INFORMATION SUPPLIED below:
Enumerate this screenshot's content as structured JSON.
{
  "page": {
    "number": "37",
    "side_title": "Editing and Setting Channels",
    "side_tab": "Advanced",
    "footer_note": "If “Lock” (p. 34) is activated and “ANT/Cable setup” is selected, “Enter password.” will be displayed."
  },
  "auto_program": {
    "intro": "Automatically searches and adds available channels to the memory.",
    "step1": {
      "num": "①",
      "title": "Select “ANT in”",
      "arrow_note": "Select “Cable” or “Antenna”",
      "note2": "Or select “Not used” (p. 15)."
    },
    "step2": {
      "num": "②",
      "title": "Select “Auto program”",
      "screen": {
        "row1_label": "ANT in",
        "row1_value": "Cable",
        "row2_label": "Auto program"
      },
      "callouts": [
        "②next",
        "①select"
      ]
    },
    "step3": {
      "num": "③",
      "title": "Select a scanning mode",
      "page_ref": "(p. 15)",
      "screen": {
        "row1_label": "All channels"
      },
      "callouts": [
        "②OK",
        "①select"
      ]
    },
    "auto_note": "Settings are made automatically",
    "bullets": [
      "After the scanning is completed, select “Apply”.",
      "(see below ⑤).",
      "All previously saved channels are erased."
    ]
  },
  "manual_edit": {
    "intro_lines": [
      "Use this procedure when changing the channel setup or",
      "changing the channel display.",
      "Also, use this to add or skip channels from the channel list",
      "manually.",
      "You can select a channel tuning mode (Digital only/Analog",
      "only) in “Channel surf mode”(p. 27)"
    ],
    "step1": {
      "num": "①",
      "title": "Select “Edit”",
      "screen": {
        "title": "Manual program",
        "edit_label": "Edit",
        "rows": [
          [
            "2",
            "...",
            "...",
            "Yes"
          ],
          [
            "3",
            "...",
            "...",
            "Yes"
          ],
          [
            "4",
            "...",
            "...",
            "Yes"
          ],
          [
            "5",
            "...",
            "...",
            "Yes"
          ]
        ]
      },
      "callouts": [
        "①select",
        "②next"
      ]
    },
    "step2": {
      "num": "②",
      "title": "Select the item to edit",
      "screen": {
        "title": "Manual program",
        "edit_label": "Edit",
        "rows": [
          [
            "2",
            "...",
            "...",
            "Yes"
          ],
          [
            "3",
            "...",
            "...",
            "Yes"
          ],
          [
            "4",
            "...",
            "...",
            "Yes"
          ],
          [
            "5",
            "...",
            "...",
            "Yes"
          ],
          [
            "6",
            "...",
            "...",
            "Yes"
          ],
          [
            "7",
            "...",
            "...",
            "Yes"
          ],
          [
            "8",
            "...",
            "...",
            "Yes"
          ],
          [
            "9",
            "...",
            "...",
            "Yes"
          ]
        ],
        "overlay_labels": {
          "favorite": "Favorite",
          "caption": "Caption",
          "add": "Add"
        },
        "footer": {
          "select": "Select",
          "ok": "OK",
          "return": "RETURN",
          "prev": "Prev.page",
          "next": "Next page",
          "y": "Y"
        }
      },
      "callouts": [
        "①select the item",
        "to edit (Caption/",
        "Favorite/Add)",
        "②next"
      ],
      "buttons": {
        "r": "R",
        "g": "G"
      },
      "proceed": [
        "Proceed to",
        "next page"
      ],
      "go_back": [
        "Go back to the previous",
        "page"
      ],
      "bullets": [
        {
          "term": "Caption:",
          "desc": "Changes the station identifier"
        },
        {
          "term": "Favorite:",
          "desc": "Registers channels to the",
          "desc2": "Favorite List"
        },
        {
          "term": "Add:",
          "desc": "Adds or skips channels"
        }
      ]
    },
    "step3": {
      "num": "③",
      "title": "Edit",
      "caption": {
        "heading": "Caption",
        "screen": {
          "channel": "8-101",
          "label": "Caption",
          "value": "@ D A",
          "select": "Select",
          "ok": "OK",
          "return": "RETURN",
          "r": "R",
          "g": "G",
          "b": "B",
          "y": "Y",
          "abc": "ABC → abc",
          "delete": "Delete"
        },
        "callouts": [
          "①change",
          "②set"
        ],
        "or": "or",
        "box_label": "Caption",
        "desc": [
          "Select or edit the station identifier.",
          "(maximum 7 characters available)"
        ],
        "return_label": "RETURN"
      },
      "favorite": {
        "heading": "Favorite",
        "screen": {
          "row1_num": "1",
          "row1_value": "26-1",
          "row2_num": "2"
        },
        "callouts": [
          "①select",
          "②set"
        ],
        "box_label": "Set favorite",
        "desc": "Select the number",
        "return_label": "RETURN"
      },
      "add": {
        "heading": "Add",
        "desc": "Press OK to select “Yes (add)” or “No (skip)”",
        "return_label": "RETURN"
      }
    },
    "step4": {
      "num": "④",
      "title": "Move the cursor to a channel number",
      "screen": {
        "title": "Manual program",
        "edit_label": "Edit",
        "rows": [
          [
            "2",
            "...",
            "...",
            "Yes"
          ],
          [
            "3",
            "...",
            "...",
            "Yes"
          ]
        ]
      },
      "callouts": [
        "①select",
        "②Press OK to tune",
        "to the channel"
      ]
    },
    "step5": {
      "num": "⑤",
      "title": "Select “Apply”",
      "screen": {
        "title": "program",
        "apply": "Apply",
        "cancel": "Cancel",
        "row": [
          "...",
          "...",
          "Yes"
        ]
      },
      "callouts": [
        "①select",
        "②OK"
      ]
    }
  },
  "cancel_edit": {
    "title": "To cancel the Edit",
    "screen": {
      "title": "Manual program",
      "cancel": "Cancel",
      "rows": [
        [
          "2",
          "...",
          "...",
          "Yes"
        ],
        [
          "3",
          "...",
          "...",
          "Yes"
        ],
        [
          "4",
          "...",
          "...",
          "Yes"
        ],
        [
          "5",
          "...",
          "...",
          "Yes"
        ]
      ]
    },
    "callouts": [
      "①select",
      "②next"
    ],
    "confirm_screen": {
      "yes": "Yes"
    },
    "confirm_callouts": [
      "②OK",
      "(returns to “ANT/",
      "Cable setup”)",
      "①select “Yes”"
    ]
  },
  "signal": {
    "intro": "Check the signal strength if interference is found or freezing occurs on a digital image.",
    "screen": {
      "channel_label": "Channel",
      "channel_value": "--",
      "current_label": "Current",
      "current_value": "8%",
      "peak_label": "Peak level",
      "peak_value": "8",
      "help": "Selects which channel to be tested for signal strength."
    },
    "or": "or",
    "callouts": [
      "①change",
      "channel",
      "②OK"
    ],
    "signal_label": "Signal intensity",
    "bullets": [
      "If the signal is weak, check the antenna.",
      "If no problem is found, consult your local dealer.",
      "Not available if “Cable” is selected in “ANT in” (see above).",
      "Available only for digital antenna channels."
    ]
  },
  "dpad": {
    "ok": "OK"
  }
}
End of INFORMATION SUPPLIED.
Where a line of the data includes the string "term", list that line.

TASK RESPONSE:
          "term": "Caption:",
          "term": "Favorite:",
          "term": "Add:",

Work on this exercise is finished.